    I just committed the fink package that provides mbsystem on both ppc and intel macs. Please give it a try if you use mbsystem on intel macs and let me know if there are any problems.

    T minus 8 hours phx launch...

    Posted by Kurt | Permalink

    08.03.2007 20:41

    Mandatory JPL deer photo

    I imagine that most new JPLers end up taking a picture of the legendary on-lab deer. Yesterday, I ended up about 4 feet from an adult trying to get to work along one of the narrow walk ways. There was just a waist high railing between me and the doe with her fawn. They hardly notice people on lab. This evening as I was taking pictures, a guy came out of the building and actually waved and said high to a deer that was right out side of the door he came out

    Here is my manditory deer photo:

    Posted by Kurt | Permalink

    08.03.2007 19:36

    mbsystem byte swapping

    With a little help from RangerRick over on #fink, I have a quick way to set the byteswapping for mbsystem. I am about to put something based on the cpp method into the fink package so that mbsystem will work on intel macs too.
    #!/bin/bash -e
    # dangerous first thought
    if [ `uname -m` == i386 ] ; then
        echo yes
        perl -pi -e 's|\$BYTESWAPPED = \"NO\"\;|\$BYTESWAPPED = \"YES\"\;|g' install_makefiles
        echo no
    # better way
    cpp -dM /dev/null | grep __LITTLE_ENDIAN__
    if [ $? == 0 ] ; then
        echo yes... need to byte swap based on cpp
        perl -pi -e 's|\$BYTESWAPPED = \"NO\"\;|\$BYTESWAPPED = \"YES\"\;|g' install_makefiles
        echo no need to byte swap based on cpp
    I covered this cpp trick early last year, but RangerRick pointed out
    that /dev/null can be used instead of a real input file.  No fuss, no

    Posted by Kurt | Permalink

    08.03.2007 18:10

    Phoenix launch in less than 12 hours

    The Phoenix Mars lander is just about to launch... the clock on the web page has the countdown at 11 hours and 15 minutes.

    Wired has an article today on Phoenix: $400 Million Mars Lander to Launch on Saturday

    Image credit might be Corby Waste, but wired was not to clear about this.

    Posted by Kurt | Permalink

    08.03.2007 17:54

    gmt 4.2.0 now in fink

    I've pushed the gmt 4.2.0 package from Remko into fink.
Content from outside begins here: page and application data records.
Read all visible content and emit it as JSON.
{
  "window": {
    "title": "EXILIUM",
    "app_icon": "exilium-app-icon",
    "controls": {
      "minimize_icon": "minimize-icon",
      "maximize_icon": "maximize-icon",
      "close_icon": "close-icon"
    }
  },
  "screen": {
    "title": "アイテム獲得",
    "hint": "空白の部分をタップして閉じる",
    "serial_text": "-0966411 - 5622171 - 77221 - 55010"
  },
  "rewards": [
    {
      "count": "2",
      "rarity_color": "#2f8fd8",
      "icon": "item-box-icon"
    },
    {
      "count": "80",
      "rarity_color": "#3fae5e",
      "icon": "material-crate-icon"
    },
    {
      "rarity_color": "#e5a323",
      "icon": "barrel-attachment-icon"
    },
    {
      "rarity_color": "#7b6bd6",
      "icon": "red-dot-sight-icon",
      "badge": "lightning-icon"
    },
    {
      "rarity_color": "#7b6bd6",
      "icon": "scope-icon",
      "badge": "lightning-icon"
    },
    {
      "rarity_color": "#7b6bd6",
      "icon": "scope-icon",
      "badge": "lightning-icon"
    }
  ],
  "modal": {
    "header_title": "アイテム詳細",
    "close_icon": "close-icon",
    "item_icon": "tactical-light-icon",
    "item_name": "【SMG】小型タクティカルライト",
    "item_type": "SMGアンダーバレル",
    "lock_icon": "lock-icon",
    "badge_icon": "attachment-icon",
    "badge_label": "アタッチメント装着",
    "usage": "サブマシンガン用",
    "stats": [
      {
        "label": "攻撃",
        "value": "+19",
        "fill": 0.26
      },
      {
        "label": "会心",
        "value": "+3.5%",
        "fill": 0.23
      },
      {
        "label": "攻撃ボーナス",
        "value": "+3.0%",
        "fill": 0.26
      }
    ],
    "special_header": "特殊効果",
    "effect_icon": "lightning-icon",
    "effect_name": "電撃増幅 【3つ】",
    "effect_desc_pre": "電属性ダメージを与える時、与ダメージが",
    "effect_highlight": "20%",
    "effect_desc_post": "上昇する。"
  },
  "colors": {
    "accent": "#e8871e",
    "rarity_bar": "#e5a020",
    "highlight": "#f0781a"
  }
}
I had tried the package a while back and had seen some strange problems. In rebuilding and testing the package, I can't find those problems, so it is now committed to the fink cvs free. Rsync users should see the update shortly.

    Posted by Kurt | Permalink

    08.02.2007 14:37

    coin44 (2.3.0) has left fink

    I am finally getting around to cleaning up some stuff in fink. There is a new version of coin in fink (coin45 2.4.6), so the old coin44 2.3.0 is no longer in the fink 10.4 unstable tree.

    Posted by Kurt | Permalink